Exercise data
☆ ☆ ☆ ☆ ☆

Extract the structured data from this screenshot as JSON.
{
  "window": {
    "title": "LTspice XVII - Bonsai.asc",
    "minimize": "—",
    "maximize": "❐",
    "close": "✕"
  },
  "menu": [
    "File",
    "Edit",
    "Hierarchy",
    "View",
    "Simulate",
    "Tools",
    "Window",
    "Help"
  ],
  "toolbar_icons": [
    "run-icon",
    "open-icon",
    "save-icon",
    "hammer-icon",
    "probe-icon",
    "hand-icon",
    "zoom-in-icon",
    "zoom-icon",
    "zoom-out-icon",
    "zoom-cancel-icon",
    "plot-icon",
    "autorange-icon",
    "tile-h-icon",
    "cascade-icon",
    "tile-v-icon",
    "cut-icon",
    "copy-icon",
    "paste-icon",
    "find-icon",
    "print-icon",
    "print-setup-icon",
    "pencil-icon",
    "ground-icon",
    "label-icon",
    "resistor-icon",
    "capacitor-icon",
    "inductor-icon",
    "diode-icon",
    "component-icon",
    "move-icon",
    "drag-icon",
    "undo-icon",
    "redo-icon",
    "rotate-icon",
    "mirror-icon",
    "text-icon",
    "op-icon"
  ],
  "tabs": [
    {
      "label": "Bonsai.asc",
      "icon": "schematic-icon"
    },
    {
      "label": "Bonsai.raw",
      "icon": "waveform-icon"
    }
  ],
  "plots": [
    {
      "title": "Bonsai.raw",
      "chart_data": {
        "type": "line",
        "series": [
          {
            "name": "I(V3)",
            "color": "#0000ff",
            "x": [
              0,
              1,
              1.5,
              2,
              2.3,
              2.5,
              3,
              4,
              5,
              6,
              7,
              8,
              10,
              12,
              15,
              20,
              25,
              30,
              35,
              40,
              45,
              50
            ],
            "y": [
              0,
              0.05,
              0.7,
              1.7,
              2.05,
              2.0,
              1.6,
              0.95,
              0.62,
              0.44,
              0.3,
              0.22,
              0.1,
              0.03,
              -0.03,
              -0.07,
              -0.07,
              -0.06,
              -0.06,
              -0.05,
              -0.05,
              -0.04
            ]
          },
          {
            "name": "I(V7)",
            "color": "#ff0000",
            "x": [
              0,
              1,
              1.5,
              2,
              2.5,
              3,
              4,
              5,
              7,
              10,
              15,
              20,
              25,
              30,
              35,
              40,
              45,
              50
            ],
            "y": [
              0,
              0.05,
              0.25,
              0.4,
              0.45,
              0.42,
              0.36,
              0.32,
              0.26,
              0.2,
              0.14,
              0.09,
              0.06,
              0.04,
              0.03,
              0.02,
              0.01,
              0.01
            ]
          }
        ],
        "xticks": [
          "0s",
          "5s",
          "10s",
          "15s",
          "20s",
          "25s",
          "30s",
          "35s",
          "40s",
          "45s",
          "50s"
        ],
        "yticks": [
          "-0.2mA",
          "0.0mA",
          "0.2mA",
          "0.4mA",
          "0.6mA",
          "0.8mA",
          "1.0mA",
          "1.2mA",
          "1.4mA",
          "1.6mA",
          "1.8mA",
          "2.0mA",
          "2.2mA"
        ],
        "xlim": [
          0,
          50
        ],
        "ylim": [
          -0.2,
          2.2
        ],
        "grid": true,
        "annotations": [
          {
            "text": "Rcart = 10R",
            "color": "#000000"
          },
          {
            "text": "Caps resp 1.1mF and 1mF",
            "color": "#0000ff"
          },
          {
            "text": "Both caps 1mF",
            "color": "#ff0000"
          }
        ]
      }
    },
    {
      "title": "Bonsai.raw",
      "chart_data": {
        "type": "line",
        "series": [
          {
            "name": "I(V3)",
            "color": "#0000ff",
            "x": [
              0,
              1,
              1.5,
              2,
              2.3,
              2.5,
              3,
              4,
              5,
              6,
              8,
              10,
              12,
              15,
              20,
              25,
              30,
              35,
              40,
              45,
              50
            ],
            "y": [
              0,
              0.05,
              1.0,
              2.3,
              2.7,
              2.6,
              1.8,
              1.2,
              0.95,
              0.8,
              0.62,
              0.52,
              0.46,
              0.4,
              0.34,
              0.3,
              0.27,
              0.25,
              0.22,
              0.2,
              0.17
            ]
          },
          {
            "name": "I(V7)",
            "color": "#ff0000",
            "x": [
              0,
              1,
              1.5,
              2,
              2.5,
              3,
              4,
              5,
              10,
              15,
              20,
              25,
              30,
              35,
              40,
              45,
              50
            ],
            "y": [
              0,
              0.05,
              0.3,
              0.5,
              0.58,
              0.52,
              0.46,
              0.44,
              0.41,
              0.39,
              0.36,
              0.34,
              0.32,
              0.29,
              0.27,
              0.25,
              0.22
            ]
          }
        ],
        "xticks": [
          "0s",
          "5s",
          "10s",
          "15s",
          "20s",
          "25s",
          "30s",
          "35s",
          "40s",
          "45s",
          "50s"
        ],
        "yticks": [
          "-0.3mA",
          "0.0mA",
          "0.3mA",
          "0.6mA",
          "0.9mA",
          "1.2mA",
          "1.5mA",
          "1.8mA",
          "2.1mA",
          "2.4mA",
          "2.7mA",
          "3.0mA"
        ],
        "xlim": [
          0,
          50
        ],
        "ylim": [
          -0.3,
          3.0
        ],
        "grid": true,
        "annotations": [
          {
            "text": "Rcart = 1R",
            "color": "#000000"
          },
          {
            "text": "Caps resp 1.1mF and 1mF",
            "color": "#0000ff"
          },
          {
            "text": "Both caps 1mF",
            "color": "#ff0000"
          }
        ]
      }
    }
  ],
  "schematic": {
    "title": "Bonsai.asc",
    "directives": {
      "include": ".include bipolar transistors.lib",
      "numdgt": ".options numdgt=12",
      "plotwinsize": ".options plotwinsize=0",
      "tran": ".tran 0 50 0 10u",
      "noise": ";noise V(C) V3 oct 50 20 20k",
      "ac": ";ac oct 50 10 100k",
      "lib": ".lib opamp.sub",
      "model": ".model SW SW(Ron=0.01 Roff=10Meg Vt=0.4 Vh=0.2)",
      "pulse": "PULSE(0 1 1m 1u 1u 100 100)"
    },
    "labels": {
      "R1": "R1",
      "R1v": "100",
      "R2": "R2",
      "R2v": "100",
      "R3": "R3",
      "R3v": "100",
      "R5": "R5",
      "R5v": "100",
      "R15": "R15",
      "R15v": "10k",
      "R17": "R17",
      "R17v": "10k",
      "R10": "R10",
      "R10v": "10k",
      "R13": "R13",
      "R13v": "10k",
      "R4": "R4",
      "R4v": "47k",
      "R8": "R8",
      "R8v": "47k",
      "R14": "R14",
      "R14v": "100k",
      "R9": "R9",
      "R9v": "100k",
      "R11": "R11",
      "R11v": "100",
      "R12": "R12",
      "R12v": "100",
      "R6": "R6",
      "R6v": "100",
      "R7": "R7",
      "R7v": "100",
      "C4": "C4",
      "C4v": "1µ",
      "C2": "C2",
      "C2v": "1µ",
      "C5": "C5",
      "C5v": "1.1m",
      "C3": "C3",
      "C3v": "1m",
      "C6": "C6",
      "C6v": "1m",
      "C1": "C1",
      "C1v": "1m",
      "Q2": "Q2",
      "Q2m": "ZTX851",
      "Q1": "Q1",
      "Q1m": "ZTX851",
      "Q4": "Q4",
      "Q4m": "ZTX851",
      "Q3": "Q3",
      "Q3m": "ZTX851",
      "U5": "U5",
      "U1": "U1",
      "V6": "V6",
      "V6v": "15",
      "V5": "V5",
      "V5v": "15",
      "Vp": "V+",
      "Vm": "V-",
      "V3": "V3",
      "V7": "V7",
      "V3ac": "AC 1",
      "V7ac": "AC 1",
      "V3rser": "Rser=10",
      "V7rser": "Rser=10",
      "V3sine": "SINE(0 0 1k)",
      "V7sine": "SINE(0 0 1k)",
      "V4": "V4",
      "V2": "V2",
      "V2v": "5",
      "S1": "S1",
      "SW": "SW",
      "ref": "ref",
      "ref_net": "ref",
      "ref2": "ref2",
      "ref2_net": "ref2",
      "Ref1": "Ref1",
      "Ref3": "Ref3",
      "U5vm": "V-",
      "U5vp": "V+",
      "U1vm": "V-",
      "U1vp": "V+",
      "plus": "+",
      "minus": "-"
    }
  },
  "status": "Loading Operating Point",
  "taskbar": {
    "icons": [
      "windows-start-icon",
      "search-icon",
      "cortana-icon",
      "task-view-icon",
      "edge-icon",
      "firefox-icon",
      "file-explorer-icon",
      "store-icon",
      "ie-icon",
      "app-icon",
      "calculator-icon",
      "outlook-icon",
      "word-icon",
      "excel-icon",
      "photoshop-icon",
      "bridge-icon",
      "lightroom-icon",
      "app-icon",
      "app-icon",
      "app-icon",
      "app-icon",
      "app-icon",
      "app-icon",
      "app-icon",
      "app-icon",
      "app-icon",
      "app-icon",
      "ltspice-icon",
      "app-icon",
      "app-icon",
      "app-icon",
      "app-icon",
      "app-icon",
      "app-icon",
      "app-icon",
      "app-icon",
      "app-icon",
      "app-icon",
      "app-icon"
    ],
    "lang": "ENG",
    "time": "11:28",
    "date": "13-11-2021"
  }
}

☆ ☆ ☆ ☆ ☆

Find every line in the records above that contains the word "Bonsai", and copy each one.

    "title": "LTspice XVII - Bonsai.asc",
      "label": "Bonsai.asc",
      "label": "Bonsai.raw",
      "title": "Bonsai.raw",
      "title": "Bonsai.raw",
    "title": "Bonsai.asc",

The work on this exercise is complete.